PROBLEM TO SOLVE | Print out the entries, word for word.

DATA FOR THIS EXERCISE |
________________________

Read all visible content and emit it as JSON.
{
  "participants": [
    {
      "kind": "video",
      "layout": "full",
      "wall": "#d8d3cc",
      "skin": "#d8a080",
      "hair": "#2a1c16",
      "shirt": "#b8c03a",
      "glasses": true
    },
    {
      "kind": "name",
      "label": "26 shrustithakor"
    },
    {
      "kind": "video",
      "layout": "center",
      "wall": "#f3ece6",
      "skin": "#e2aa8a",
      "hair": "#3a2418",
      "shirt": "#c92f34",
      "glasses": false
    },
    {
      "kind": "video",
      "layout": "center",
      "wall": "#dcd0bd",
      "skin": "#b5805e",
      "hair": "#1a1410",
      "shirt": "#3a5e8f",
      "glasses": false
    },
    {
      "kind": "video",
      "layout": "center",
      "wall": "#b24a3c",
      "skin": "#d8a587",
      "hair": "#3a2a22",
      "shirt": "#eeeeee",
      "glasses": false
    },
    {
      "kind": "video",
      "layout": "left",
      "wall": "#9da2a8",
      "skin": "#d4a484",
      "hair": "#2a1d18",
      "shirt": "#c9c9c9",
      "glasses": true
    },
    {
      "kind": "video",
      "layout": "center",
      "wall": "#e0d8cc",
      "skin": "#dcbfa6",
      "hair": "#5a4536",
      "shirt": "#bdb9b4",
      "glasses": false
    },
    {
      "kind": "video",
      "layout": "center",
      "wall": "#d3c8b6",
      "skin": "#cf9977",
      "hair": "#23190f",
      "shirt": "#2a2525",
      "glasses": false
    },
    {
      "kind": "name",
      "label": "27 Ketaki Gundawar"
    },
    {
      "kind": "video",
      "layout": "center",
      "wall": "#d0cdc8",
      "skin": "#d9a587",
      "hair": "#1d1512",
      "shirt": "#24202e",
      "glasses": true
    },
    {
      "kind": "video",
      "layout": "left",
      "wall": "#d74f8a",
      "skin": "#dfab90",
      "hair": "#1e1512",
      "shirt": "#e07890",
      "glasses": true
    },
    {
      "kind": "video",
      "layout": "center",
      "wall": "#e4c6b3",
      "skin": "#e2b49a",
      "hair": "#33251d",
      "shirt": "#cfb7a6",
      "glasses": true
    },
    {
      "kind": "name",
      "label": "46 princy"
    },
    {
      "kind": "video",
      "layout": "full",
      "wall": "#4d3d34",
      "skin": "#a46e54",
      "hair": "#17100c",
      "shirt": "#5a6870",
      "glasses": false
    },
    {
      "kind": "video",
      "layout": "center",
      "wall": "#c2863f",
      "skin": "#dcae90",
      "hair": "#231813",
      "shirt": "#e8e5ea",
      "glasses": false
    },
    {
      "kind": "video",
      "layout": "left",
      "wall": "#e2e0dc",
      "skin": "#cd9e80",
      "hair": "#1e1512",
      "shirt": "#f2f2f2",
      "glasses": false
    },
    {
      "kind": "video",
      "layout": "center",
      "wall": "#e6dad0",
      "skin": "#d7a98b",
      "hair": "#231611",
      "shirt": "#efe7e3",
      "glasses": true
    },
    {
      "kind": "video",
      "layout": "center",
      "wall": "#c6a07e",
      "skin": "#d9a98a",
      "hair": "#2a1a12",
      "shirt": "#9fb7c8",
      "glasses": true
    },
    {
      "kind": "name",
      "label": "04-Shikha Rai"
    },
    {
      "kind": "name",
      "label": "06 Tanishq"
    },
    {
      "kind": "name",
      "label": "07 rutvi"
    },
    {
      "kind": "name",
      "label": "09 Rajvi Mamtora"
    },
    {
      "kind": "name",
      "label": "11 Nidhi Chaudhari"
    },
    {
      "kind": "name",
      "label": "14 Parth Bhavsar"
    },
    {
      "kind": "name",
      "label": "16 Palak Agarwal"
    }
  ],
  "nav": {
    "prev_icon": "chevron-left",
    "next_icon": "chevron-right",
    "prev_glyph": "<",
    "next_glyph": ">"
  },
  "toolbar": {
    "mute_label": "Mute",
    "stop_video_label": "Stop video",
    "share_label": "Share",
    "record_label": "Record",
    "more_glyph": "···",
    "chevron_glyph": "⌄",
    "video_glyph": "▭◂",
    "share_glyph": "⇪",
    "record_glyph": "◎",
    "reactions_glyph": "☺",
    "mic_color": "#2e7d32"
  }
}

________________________

RESULT OF THE TASK |
Read all visible content and emit it as JSON.
{
  "participants": [
    {
      "kind": "video",
      "layout": "full",
      "wall": "#d8d3cc",
      "skin": "#d8a080",
      "hair": "#2a1c16",
      "shirt": "#b8c03a",
      "glasses": true
    },
    {
      "kind": "name",
      "label": "26 shrustithakor"
    },
    {
      "kind": "video",
      "layout": "center",
      "wall": "#f3ece6",
      "skin": "#e2aa8a",
      "hair": "#3a2418",
      "shirt": "#c92f34",
      "glasses": false
    },
    {
      "kind": "video",
      "layout": "center",
      "wall": "#dcd0bd",
      "skin": "#b5805e",
      "hair": "#1a1410",
      "shirt": "#3a5e8f",
      "glasses": false
    },
    {
      "kind": "video",
      "layout": "center",
      "wall": "#b24a3c",
      "skin": "#d8a587",
      "hair": "#3a2a22",
      "shirt": "#eeeeee",
      "glasses": false
    },
    {
      "kind": "video",
      "layout": "left",
      "wall": "#9da2a8",
      "skin": "#d4a484",
      "hair": "#2a1d18",
      "shirt": "#c9c9c9",
      "glasses": true
    },
    {
      "kind": "video",
      "layout": "center",
      "wall": "#e0d8cc",
      "skin": "#dcbfa6",
      "hair": "#5a4536",
      "shirt": "#bdb9b4",
      "glasses": false
    },
    {
      "kind": "video",
      "layout": "center",
      "wall": "#d3c8b6",
      "skin": "#cf9977",
      "hair": "#23190f",
      "shirt": "#2a2525",
      "glasses": false
    },
    {
      "kind": "name",
      "label": "27 Ketaki Gundawar"
    },
    {
      "kind": "video",
      "layout": "center",
      "wall": "#d0cdc8",
      "skin": "#d9a587",
      "hair": "#1d1512",
      "shirt": "#24202e",
      "glasses": true
    },
    {
      "kind": "video",
      "layout": "left",
      "wall": "#d74f8a",
      "skin": "#dfab90",
      "hair": "#1e1512",
      "shirt": "#e07890",
      "glasses": true
    },
    {
      "kind": "video",
      "layout": "center",
      "wall": "#e4c6b3",
      "skin": "#e2b49a",
      "hair": "#33251d",
      "shirt": "#cfb7a6",
      "glasses": true
    },
    {
      "kind": "name",
      "label": "46 princy"
    },
    {
      "kind": "video",
      "layout": "full",
      "wall": "#4d3d34",
      "skin": "#a46e54",
      "hair": "#17100c",
      "shirt": "#5a6870",
      "glasses": false
    },
    {
      "kind": "video",
      "layout": "center",
      "wall": "#c2863f",
      "skin": "#dcae90",
      "hair": "#231813",
      "shirt": "#e8e5ea",
      "glasses": false
    },
    {
      "kind": "video",
      "layout": "left",
      "wall": "#e2e0dc",
      "skin": "#cd9e80",
      "hair": "#1e1512",
      "shirt": "#f2f2f2",
      "glasses": false
    },
    {
      "kind": "video",
      "layout": "center",
      "wall": "#e6dad0",
      "skin": "#d7a98b",
      "hair": "#231611",
      "shirt": "#efe7e3",
      "glasses": true
    },
    {
      "kind": "video",
      "layout": "center",
      "wall": "#c6a07e",
      "skin": "#d9a98a",
      "hair": "#2a1a12",
      "shirt": "#9fb7c8",
      "glasses": true
    },
    {
      "kind": "name",
      "label": "04-Shikha Rai"
    },
    {
      "kind": "name",
      "label": "06 Tanishq"
    },
    {
      "kind": "name",
      "label": "07 rutvi"
    },
    {
      "kind": "name",
      "label": "09 Rajvi Mamtora"
    },
    {
      "kind": "name",
      "label": "11 Nidhi Chaudhari"
    },
    {
      "kind": "name",
      "label": "14 Parth Bhavsar"
    },
    {
      "kind": "name",
      "label": "16 Palak Agarwal"
    }
  ],
  "nav": {
    "prev_icon": "chevron-left",
    "next_icon": "chevron-right",
    "prev_glyph": "<",
    "next_glyph": ">"
  },
  "toolbar": {
    "mute_label": "Mute",
    "stop_video_label": "Stop video",
    "share_label": "Share",
    "record_label": "Record",
    "more_glyph": "···",
    "chevron_glyph": "⌄",
    "video_glyph": "▭◂",
    "share_glyph": "⇪",
    "record_glyph": "◎",
    "reactions_glyph": "☺",
    "mic_color": "#2e7d32"
  }
}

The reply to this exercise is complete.